Can’t stop snacking? Keep some gum handy to pop in your mouth after a few bites. Do you automatically go for seconds? Brew and sip a cup of tea between servings. Tend to overdo it at restaurants? Set your phone to vibrate 20 minutes after food hits the table to go for a bathroom break. “These types of mindful distractions allow you to become aware of your hunger and fullness,” says Retelny. “And once you’re in tune with your internal cues, you’ll naturally stop overriding satiety for the sake of another bite.”
Take Five at 3
Instead of reaching for a treat when that afternoon slump strikes, spend 5 to 10 minutes with your eyes closed or go for a walk. “We often confuse midday exhaustion with hunger,” says Michelle May, MD, author of Eat What You Love, Love What You Eat. “Once the fatigue is taken care of, the desire to eat fades.”
Reposition Your Vino
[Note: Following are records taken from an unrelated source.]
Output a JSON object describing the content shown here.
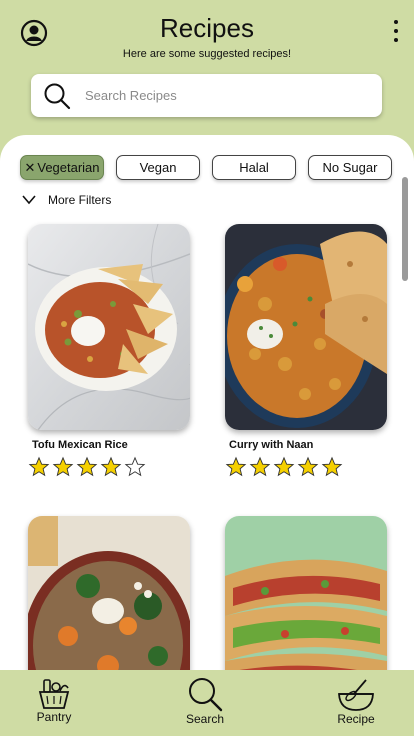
{
  "header": {
    "title": "Recipes",
    "subtitle": "Here are some suggested recipes!",
    "profile_icon": "user-circle-icon",
    "menu_icon": "kebab-menu-icon"
  },
  "search": {
    "placeholder": "Search Recipes",
    "value": ""
  },
  "filters": {
    "chips": [
      {
        "label": "Vegetarian",
        "active": true
      },
      {
        "label": "Vegan",
        "active": false
      },
      {
        "label": "Halal",
        "active": false
      },
      {
        "label": "No Sugar",
        "active": false
      }
    ],
    "more_label": "More Filters"
  },
  "recipes": [
    {
      "name": "Tofu Mexican Rice",
      "rating": 4,
      "image": "tofu-mexican-rice-image"
    },
    {
      "name": "Curry with Naan",
      "rating": 5,
      "image": "curry-with-naan-image"
    },
    {
      "name": "",
      "rating": null,
      "image": "roasted-vegetable-grain-bowl-image"
    },
    {
      "name": "",
      "rating": null,
      "image": "stacked-pita-wraps-image"
    }
  ],
  "nav": {
    "items": [
      {
        "label": "Pantry",
        "icon": "pantry-basket-icon"
      },
      {
        "label": "Search",
        "icon": "search-icon"
      },
      {
        "label": "Recipe",
        "icon": "mixing-bowl-whisk-icon"
      }
    ]
  },
  "colors": {
    "background": "#cfdca4",
    "active_chip": "#8aa56d",
    "star": "#f5d000"
  }
}
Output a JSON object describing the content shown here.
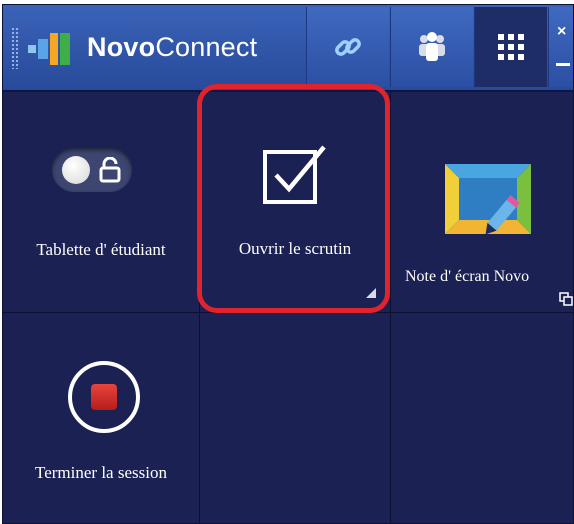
{
  "window": {
    "title_bold": "Novo",
    "title_regular": "Connect",
    "close_glyph": "×",
    "icons": [
      "link-icon",
      "users-icon",
      "grid-icon",
      "close-icon",
      "minimize-icon"
    ]
  },
  "tiles": {
    "student": {
      "label": "Tablette d' étudiant",
      "icon": "toggle-lock-icon"
    },
    "poll": {
      "label": "Ouvrir le scrutin",
      "icon": "checkbox-icon"
    },
    "note": {
      "label": "Note d' écran Novo",
      "icon": "screen-note-icon"
    },
    "end": {
      "label": "Terminer la session",
      "icon": "stop-icon"
    }
  },
  "colors": {
    "background": "#1b2152",
    "topbar": "#2f56a8",
    "highlight": "#e0232c",
    "stop": "#d02a24"
  }
}
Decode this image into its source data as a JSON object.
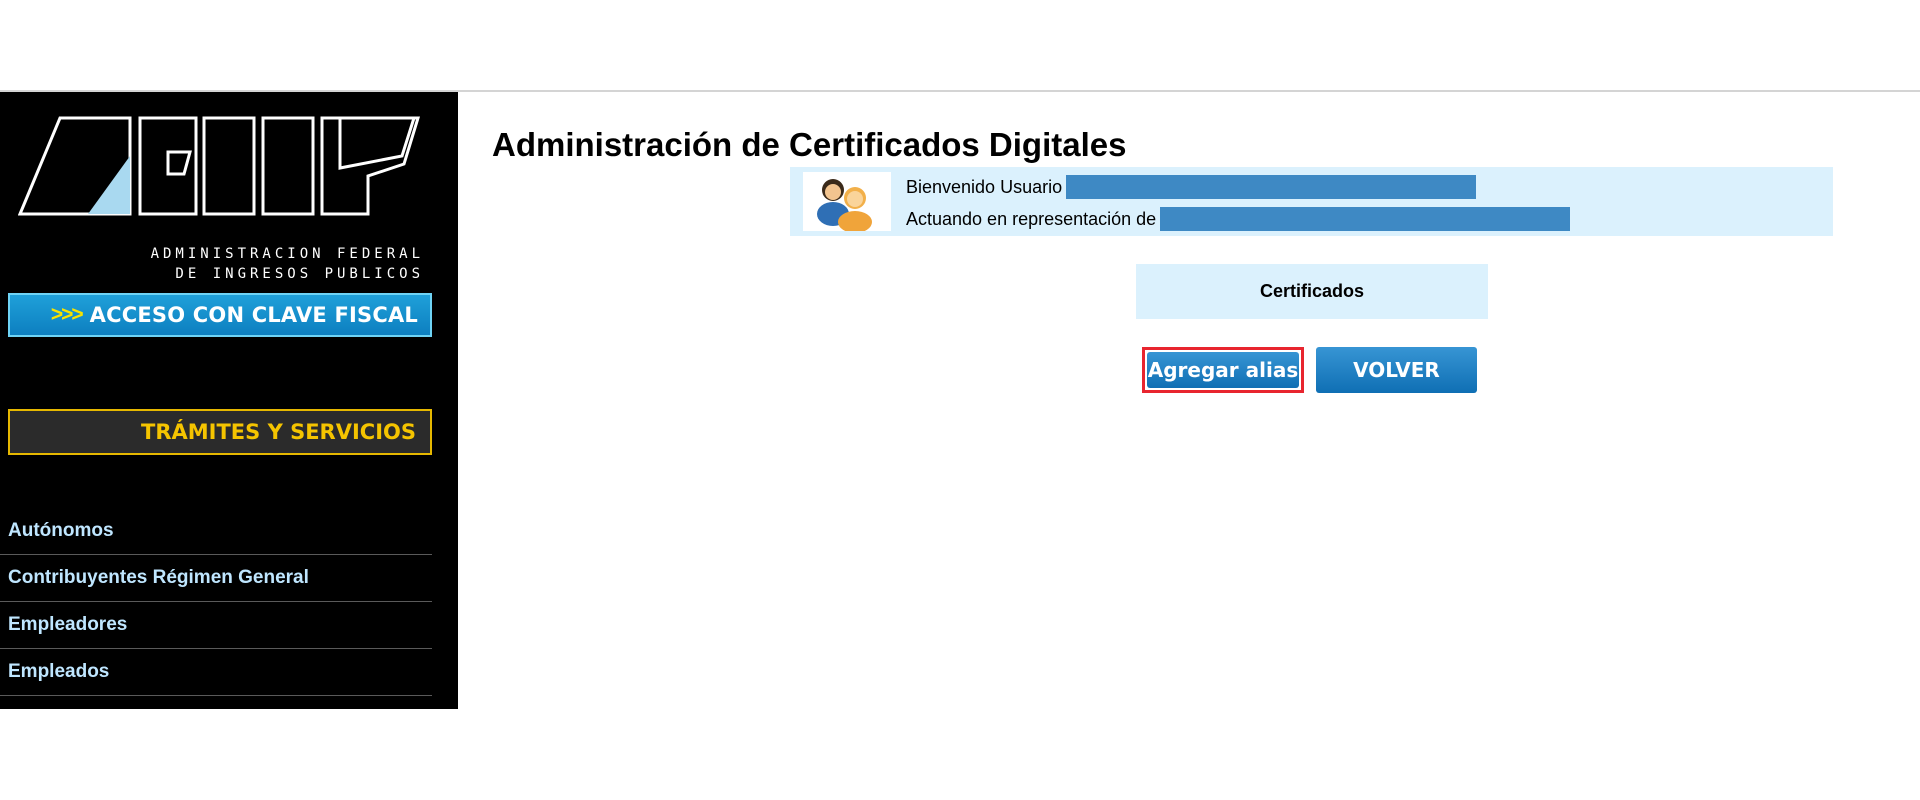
{
  "logo": {
    "line1": "ADMINISTRACION FEDERAL",
    "line2": "DE INGRESOS PUBLICOS"
  },
  "sidebar": {
    "clave_chevrons": ">>>",
    "clave_label": "ACCESO CON CLAVE FISCAL",
    "tramites_label": "TRÁMITES Y SERVICIOS",
    "links": [
      "Autónomos",
      "Contribuyentes Régimen General",
      "Empleadores",
      "Empleados"
    ]
  },
  "main": {
    "title": "Administración de Certificados Digitales",
    "welcome_prefix": "Bienvenido Usuario",
    "acting_prefix": "Actuando en representación de",
    "cert_header": "Certificados",
    "alias_button": "Agregar alias",
    "back_button": "VOLVER"
  },
  "colors": {
    "sidebar_bg": "#000000",
    "clave_blue": "#1fa0d9",
    "tramites_gold": "#f5c400",
    "panel_light_blue": "#dbf1fd",
    "button_blue": "#1f7fc4",
    "highlight_red": "#e8252f",
    "redaction_blue": "#3e89c4"
  }
}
Alcohol makes food smell better, which can result in eating more. But don’t pour out your pinot just yet. Instead, enjoy it with dinner rather than before. “This helps you think of it as ‘food’—with calories and nutrients—just like the rest of your meal,” says Retelny. Also consider moving your glass of wine to the side of your plate near your non-dominant hand and your glass of water near your dominant hand. “When you mindlessly reach for wine, you’ll touch the glass of water and have to consciously think to grab the wine,” says Penner.
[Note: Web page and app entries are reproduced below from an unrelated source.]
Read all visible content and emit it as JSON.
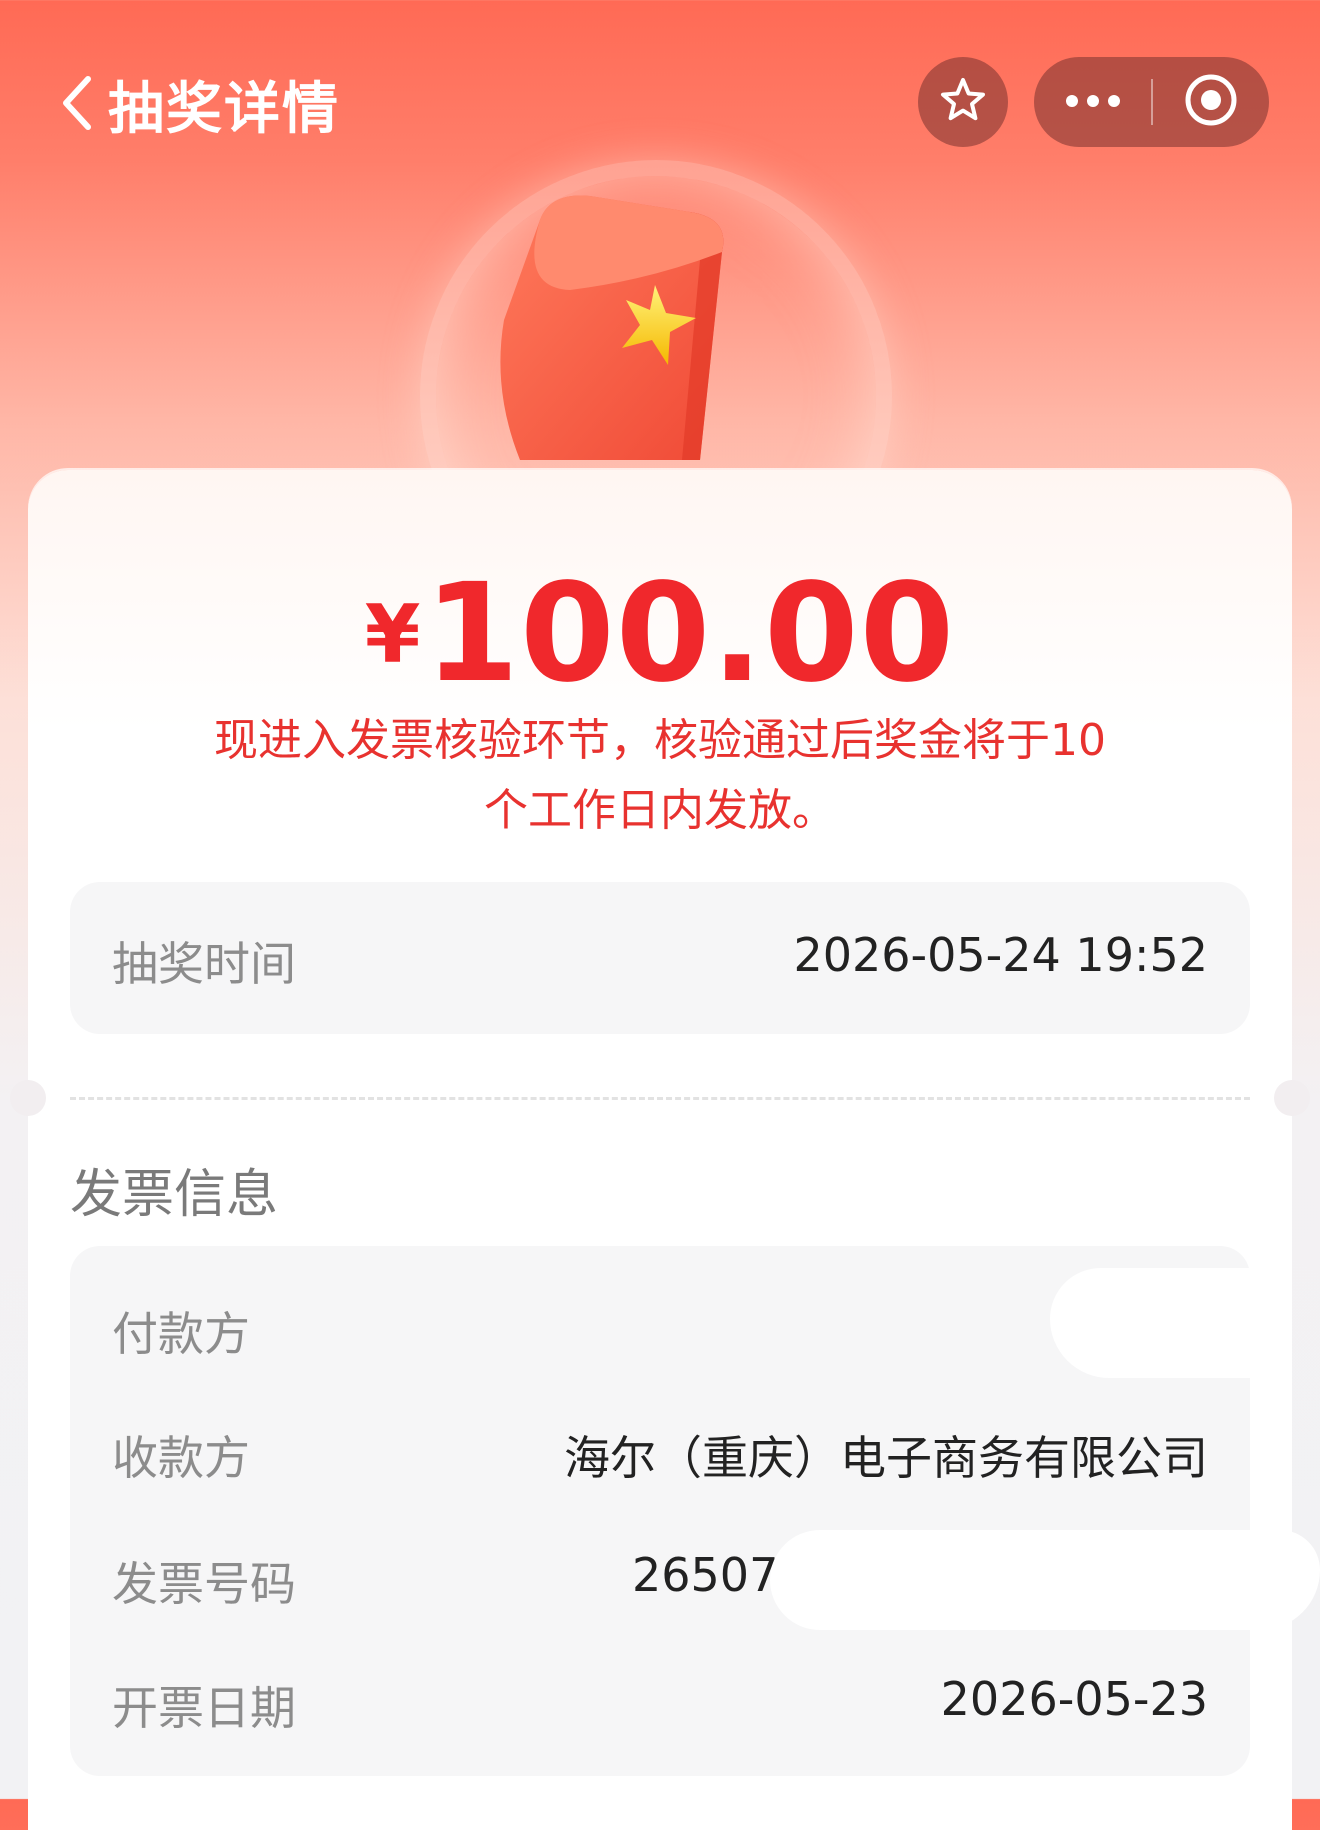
{
  "header": {
    "title": "抽奖详情",
    "back_icon": "chevron-left-icon",
    "favorite_icon": "star-outline-icon",
    "more_icon": "more-dots-icon",
    "close_icon": "target-circle-icon"
  },
  "prize": {
    "currency": "¥",
    "amount": "100.00",
    "notice_line1": "现进入发票核验环节，核验通过后奖金将于10",
    "notice_line2": "个工作日内发放。"
  },
  "draw_time": {
    "label": "抽奖时间",
    "value": "2026-05-24 19:52"
  },
  "invoice": {
    "section_title": "发票信息",
    "payer_label": "付款方",
    "payee_label": "收款方",
    "payee_value": "海尔（重庆）电子商务有限公司",
    "invoice_no_label": "发票号码",
    "invoice_no_value": "26507(",
    "issue_date_label": "开票日期",
    "issue_date_value": "2026-05-23"
  },
  "colors": {
    "accent_red": "#f0282c",
    "header_gradient_top": "#ff6a55"
  }
}
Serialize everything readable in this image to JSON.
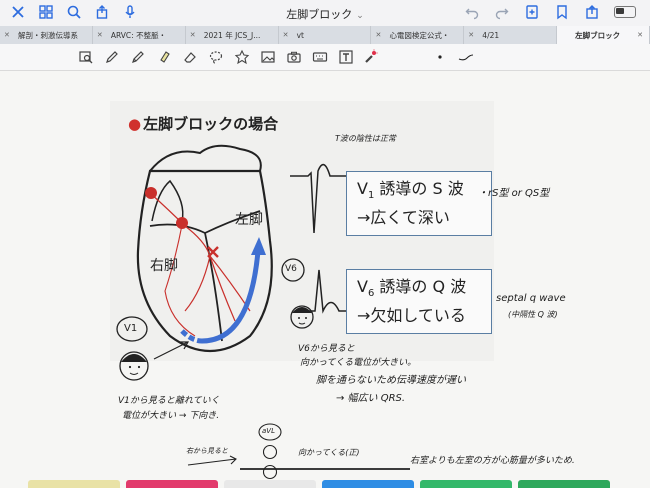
{
  "app": {
    "document_title": "左脚ブロック",
    "title_chevron": "⌄"
  },
  "tabs": [
    {
      "label": "解剖・刺激伝導系",
      "active": false
    },
    {
      "label": "ARVC: 不整脈・",
      "active": false
    },
    {
      "label": "2021 年 JCS_J...",
      "active": false
    },
    {
      "label": "vt",
      "active": false
    },
    {
      "label": "心電図検定公式・",
      "active": false
    },
    {
      "label": "4/21",
      "active": false
    },
    {
      "label": "左脚ブロック",
      "active": true
    }
  ],
  "slide": {
    "title": "左脚ブロックの場合",
    "left_ventricle_label": "左脚",
    "right_ventricle_label": "右脚",
    "v1_box": {
      "lead": "V",
      "lead_sub": "1",
      "text": "誘導の S 波",
      "line2": "→広くて深い"
    },
    "v6_box": {
      "lead": "V",
      "lead_sub": "6",
      "text": "誘導の Q 波",
      "line2": "→欠如している"
    },
    "v6_marker": "V6",
    "v1_marker": "V1"
  },
  "handwriting": {
    "above_v1_wave": "T波の陰性は正常",
    "v1_note": "・rS型 or QS型",
    "v6_note": "septal q wave",
    "v6_note2": "(中隔性 Q 波)",
    "v6_explain_1": "V6から見ると",
    "v6_explain_2": "向かってくる電位が大きい。",
    "v6_explain_3": "脚を通らないため伝導速度が遅い",
    "v6_explain_4": "→ 幅広い QRS.",
    "v1_explain_1": "V1から見ると離れていく",
    "v1_explain_2": "電位が大きい → 下向き.",
    "bottom_left": "右から見ると",
    "bottom_avl": "aVL",
    "bottom_mid": "向かってくる(正)",
    "bottom_right": "右室よりも左室の方が心筋量が多いため."
  },
  "colors": {
    "accent": "#2d6cdf",
    "title_dot": "#d0312d",
    "box_border": "#5a7ea3",
    "active_tab": "#f7f7f9",
    "arrow_blue": "#3f6fd1",
    "conduction_red": "#c9302c"
  },
  "dock_colors": [
    "#e9e2a6",
    "#e23a6c",
    "#e8e8e8",
    "#2f8de4",
    "#33b86a",
    "#2ea85c",
    "#3ab36e"
  ]
}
Front-load with Veggies
Put out the vegetable sides ahead of your main dish. If you have a large portion that’s all veggies first, you’ll naturally partake of less of the protein and carbs, which are typically higher in calories, says Penner.
Plan the Leftovers
When reading a restaurant menu, think about tomorrow’s lunch. “It’s natural to want to get our money’s worth, so we may feel compelled to clean our plate,” says May. “But if we view a serving as two meals, we do get our money’s worth.” To help, ask the waiter to bring a takeout box with your meal so you can fill it up right away. “I also like to create a speed bump on my plate by dividing my meal in two,” says May. “When I’m about to reach the second portion, I reassess how hungry I am—and think about how good this will be tomorrow.”
Skip the “Healthy” Dessert
You’re more likely to scarf down “lite” cookies than regular ol’ full-fat yummies, according to new research in the Journal of the Association for Consumer Research. Quite simply, if we perceive a food to be on the healthier side, we’re more likely to overdo it. So when you want to treat yourself, just go for the real thing—you may polish off a smaller amount. To help, Retelny serves regular ice cream in a ½-cup bowl. “I also love to order the kiddie cone or any small version of a dessert, like a cake pop,” she says.
Don’t Eat Past 8 p.m.
The hours between dinner and bed are prime time for feasting. “Many of us try to ‘be good’ all day, and we’re left with a calorie deficit at night that can lead to a binge,” says Mary Purdy, MS, RDN, an adjunct nutrition professor at Bastyr University in Seattle. Try brushing your teeth three hours before bedtime. Says Purdy, “It’ll help you commit to the fact that mealtime is officially over.”
Good to Know: A cheat day here and there is fine, but a longer streak can have lasting consequences. Just one month of overindulging and under-exercising can change your physiology, making it significantly harder to lose—and keep off—weight even after returning to your healthier ways, according to research.
Photos: (fridge) YinYang/Getty, (foods) iStockphoto.